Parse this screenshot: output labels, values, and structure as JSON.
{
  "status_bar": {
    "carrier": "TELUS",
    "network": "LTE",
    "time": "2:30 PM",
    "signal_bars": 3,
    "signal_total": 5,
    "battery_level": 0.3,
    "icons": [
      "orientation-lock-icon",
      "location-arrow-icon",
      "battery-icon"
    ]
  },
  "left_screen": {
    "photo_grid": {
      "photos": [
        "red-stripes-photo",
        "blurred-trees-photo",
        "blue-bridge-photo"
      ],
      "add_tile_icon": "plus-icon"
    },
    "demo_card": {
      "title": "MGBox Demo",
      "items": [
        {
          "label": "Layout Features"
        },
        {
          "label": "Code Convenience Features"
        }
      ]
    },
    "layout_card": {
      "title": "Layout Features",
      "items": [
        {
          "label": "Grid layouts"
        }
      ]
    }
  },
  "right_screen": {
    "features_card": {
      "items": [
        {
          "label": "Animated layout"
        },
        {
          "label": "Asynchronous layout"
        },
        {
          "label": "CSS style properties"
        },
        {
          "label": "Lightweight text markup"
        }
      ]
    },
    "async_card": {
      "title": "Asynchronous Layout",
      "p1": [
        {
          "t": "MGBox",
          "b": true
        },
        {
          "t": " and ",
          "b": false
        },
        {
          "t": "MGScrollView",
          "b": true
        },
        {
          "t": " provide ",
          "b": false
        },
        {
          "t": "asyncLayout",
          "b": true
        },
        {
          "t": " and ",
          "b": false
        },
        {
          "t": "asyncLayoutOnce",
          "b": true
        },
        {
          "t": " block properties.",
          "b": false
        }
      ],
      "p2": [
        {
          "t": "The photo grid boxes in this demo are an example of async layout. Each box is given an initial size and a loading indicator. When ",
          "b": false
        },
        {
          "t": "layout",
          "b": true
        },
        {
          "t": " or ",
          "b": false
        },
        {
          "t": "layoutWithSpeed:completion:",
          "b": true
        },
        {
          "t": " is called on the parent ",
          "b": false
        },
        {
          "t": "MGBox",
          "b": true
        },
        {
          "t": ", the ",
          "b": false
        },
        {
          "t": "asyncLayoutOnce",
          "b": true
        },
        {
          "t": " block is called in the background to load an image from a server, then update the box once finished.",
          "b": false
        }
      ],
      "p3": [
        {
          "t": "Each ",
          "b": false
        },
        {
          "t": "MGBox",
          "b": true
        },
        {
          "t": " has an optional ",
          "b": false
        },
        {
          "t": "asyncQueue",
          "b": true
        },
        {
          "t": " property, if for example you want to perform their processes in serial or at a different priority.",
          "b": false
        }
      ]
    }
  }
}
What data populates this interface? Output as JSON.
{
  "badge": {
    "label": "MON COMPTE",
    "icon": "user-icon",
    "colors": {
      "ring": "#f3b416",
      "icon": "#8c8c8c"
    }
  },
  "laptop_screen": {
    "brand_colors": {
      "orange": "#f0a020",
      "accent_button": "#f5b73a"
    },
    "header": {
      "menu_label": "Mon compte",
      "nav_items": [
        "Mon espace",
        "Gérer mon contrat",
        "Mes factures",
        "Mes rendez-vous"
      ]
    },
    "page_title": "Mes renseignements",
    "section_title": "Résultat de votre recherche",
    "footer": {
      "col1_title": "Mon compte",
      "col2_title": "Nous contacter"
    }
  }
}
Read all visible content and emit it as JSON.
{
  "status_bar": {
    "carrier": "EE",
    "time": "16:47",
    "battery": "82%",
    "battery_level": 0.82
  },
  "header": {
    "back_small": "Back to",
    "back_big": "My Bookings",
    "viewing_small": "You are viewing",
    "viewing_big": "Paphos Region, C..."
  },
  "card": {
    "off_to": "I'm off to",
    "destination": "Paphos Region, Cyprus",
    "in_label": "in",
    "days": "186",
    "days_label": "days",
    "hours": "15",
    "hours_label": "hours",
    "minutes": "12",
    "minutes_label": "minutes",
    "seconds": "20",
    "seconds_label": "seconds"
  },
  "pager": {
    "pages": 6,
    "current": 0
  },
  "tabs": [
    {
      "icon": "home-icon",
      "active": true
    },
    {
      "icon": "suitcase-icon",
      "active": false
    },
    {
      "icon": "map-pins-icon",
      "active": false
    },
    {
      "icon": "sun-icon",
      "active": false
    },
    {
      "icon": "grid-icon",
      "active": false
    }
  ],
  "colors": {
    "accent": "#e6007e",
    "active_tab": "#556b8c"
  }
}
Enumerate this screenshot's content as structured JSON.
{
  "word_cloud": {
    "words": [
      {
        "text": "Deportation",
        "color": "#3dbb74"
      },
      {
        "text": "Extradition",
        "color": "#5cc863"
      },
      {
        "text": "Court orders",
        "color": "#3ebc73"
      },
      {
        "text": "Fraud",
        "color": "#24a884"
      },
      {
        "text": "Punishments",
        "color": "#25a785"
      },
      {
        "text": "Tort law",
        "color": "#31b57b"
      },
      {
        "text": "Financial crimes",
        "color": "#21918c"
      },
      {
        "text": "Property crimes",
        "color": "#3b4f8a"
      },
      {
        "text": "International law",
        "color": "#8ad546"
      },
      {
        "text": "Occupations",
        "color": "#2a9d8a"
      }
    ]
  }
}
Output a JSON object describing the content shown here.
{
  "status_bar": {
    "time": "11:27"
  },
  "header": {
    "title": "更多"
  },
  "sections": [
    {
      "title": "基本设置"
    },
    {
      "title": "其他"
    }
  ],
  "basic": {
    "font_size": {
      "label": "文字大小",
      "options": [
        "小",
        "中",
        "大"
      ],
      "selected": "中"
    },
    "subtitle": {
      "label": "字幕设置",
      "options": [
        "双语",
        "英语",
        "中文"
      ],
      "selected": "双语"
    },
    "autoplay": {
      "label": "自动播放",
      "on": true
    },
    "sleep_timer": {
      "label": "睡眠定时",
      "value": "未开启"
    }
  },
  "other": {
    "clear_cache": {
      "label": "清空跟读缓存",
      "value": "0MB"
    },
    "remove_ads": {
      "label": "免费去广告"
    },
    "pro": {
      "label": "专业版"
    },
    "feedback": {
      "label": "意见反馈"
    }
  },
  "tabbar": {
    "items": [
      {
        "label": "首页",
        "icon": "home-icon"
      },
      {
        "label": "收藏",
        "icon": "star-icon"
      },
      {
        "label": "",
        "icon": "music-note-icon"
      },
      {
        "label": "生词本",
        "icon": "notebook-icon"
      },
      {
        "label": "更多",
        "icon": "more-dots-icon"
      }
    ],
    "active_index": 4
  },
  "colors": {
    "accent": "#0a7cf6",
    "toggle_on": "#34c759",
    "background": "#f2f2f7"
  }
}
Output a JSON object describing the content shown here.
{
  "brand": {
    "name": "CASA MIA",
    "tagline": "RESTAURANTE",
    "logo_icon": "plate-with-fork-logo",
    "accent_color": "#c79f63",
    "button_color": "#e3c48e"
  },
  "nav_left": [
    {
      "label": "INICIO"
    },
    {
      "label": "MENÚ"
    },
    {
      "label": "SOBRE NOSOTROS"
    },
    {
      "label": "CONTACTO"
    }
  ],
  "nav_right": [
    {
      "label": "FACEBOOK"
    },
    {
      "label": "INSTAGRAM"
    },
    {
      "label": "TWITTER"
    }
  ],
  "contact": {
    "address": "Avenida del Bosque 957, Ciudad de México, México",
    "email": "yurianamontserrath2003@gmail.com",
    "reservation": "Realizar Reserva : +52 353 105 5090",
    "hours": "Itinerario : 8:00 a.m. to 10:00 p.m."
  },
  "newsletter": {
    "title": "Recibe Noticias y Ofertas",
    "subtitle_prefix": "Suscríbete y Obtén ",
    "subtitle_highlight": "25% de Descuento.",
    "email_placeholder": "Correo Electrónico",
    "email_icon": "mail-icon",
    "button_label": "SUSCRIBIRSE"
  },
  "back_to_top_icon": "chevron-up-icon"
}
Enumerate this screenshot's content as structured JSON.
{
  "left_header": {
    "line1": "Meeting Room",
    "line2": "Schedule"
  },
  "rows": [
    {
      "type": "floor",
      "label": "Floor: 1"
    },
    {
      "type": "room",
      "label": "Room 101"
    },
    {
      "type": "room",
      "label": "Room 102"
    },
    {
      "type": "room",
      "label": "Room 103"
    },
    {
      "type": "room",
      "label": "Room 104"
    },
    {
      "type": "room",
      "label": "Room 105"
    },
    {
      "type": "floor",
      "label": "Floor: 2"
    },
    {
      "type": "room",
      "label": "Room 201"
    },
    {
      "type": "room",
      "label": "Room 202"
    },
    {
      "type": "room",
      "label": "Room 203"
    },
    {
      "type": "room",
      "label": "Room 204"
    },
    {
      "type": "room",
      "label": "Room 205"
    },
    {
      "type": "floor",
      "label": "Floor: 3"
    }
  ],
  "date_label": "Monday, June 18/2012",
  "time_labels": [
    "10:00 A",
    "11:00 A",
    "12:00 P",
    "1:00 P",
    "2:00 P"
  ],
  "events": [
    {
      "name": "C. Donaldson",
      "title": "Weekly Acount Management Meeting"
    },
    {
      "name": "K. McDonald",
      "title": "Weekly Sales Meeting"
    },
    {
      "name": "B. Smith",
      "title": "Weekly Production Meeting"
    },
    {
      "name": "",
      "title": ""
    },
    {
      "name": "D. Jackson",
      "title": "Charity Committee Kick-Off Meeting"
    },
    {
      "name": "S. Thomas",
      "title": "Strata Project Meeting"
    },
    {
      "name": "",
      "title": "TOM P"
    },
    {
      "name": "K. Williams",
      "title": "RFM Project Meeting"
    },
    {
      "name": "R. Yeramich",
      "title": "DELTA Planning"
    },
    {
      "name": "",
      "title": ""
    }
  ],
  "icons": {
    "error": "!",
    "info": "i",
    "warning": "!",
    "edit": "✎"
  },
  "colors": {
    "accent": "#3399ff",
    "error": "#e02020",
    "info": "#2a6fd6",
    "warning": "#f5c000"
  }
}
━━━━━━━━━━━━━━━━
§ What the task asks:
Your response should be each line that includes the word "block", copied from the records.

§ Written reply:
          "t": " block properties.",
          "t": " block is called in the background to load an image from a server, then update the box once finished.",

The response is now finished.